Before last season, the 2007 Anaheim Ducks were the last team to beat out the San Jose Sharks for the Pacific Division title
In a normal season, there would be a four-week training camp and several exhibition games by the time the season started to help with a Pacific Division preview. In 2013, there was one week and no games, respectively.
Thus, at the outset of the season, teams and analysts get to give more respect to established players and teams. It also forces one to put more credence in early results.
The Pacific Division has played a collective 26 games, fewer than it would play in the preseason. Normally, that would represent 6.3 percent of the schedule. Thanks to the lockout, it is 10.8 percent this year.
Previews cannot wait until teams find their identity because teams cannot wait until they find their it. The Phoenix Coyotes and Los Angeles Kings will not be able to wait four months to find their games and still make the playoffs, because the season will be over.
So who is in, and who is out? Teams are previewed in order of their predicted finish...
The San Jose Sharks absolutely owned the NHL Pacific Division until last year.
The Phoenix Coyotes took the title thanks to a 1-4-1 record against their rival. The Los Angeles Kings became the second legitimate Stanley Cup winner from the Pacific. The Anaheim Ducks had the first, won five of six head-to-head last season and beat the Sharks in the 2009 Stanley Cup playoffs.
But the Sharks were coming off four division titles in a row last season and have eight straight playoff appearances. They beat the Kings in the first round in 2011, and when they needed to win both games of a home-and-home series with the eventual 2012 champions to end the season, they got it done.
Now this team has started out white-hot in a shortened season. That will be enough to propel it to the top spot again.
The Los Angeles Kings won Lord Stanley's Cup last season and returned almost the exact same roster this season.
The Kings have a great blue line anchored by Norris Trophy candidate Drew Doughty. They also have fantastic two-way forwards like Dustin Brown, Mike Richards and Anze Kopitar.

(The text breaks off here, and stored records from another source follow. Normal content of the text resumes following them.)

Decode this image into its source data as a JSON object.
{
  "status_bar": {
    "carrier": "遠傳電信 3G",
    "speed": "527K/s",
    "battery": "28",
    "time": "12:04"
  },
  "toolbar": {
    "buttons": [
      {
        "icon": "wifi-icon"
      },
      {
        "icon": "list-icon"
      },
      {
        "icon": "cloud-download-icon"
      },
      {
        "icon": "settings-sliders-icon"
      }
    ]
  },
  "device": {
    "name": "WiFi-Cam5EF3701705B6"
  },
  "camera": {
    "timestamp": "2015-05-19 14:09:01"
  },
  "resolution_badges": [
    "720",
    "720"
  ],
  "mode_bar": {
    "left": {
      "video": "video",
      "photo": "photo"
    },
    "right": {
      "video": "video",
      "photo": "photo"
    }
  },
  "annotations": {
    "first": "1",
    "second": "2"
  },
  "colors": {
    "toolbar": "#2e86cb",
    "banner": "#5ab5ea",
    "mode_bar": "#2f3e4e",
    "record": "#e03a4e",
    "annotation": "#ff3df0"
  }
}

Most importantly, they have Jonathan Quick in net. A mediocre start (2-2-1, 2.75 goals against and .905 save pct) should not give anyone reason to think last year's stellar spring was more streak than skill.

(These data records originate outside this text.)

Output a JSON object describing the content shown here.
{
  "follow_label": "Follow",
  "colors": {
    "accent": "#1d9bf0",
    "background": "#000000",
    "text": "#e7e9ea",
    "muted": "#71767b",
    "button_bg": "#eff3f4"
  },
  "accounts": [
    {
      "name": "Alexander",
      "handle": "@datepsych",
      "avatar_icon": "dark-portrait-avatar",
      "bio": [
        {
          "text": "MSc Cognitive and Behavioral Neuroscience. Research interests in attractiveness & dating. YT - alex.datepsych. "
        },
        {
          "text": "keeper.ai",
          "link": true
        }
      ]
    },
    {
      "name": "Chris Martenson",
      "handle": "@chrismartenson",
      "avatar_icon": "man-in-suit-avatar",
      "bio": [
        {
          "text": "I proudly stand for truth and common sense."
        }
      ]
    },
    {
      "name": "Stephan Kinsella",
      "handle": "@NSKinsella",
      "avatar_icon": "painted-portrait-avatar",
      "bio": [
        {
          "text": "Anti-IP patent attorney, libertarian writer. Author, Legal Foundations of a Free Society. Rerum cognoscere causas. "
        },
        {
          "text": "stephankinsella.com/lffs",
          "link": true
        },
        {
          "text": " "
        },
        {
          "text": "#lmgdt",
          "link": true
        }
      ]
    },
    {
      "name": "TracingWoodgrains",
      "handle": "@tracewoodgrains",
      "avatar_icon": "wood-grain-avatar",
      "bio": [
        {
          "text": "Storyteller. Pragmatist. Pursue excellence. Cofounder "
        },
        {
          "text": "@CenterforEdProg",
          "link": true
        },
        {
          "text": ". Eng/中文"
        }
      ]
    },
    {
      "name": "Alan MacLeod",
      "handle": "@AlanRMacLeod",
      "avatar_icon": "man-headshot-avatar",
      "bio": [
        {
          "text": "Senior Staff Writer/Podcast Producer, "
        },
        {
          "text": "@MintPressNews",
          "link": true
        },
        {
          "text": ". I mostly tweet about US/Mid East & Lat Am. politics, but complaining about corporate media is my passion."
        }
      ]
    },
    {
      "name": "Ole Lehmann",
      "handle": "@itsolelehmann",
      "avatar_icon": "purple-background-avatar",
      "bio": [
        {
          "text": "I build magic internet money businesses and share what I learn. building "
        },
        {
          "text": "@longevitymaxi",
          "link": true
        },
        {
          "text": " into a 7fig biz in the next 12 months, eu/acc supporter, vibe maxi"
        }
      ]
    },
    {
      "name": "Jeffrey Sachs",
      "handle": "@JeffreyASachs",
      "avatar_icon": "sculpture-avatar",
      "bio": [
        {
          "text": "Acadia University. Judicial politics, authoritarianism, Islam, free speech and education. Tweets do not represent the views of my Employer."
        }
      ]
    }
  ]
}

However, there are things working against the Kings.
In addition to the "Stanley Cup hangover," which may be a factor in their slow start, they were wildly inconsistent last season. They first tried to remedy that with a coaching change, then with a big trade.
They still barely made the playoffs, only securing their spot with about 50 hours left in the 2011-12 NHL season. There is not time for such lulls and course changes this season.

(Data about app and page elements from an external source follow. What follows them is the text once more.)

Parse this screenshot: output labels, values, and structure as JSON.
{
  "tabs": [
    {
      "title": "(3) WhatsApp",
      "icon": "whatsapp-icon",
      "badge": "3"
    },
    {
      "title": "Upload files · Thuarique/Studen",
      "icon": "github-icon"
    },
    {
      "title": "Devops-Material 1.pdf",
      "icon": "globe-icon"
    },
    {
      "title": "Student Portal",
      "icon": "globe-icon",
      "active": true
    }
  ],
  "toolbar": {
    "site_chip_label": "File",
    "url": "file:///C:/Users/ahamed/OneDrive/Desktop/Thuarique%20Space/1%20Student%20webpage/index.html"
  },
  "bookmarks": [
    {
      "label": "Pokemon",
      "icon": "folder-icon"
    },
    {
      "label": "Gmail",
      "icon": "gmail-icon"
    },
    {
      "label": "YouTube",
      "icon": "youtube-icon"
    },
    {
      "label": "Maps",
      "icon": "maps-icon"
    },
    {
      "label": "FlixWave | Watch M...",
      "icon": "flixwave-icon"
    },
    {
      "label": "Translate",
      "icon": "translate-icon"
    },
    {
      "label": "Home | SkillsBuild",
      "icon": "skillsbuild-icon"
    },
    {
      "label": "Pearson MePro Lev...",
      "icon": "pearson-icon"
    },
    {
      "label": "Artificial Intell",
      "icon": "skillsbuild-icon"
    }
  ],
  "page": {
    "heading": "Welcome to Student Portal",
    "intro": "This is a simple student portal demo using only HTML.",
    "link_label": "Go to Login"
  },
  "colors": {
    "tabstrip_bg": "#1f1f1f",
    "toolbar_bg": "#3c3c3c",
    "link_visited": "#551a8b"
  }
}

Until 2011-12, the Anaheim Ducks remained mighty even after dropping "Mighty" from their name. Last season, their top forwards (Corey Perry, Ryan Getzlaf and especially Bobby Ryan) all suffered setbacks and took the team down with them.
As evidenced by my preview of Tuesday night's game for San Jose Sharks Examiner, the Ducks should resemble the team they have been since winning it all in 2007. They are capable and hard to play against but no longer a Stanley Cup contender.
Their success hinges on one of the top 10 goalies in the world, Jonas Hiller, but they have a capable skating corps.
Even after trading Lubomir Visnovsky, they have a good blue line with Francois Beauchemin, Toni Lydman, Cam Fowler, Luca Sbisa, Sheldon Souray and Bryan Allen. Teemu Selanne and Saku Koivu have something left in the tank, Daniel Winnik is a solid two-way role player, and they have a bevvy of young forwards.
Given their talent and good start in a short season, it seems unlikely they will trade any of their top forwards. Rather, the Ducks will try to re-sign them. That should enable them to return to the Stanley Cup playoffs.
The NHL allows teams like the Phoenix Coyotes to keep us in the dark about injured players like Mike Smith. Without knowing how long their best player will be out, it is impossible to predict much about this team.
Then again, the last time they replaced a marquee goalie with a journeyman, they won their first Pacific Division title.
This is the most resilient team in the NHL—yes, even more than the Nashville Predators. The Coyotes have been left for dead by experts in the offseason and wannabe analysts midseason, but they are always in the mix for the postseason.
As outlined at San Jose Sharks Examiner before their first matchup at the Shark Tank, "The 'Yotes have one of the most underrated blue lines in the world. They have most of the same or at least similar (e.g. Ray Whitney out, Steve Sullivan in) cast. There is no reason to believe they will not be there again in 2013.
The Dallas Stars have missed the playoffs every year since making the conference finals in 2008. But one or two goals scored at one or two key times in one or two key games in each of those four seasons could have gotten them in.
This will again be the case in 2013. While the rest of the Pacific Division answered at least as many questions as they added, the Stars added more questions than they answered.
Forty-plus-year-old veterans Ray Whitney and Jaromir Jagr are not likely to replace missing younger players like Radek Dvorak (still older than most) and Mike Ribeiro. They lost grit (Steve Ott and Adam Burish) and blue-line depth (Mark Fistric, Sheldon Souray).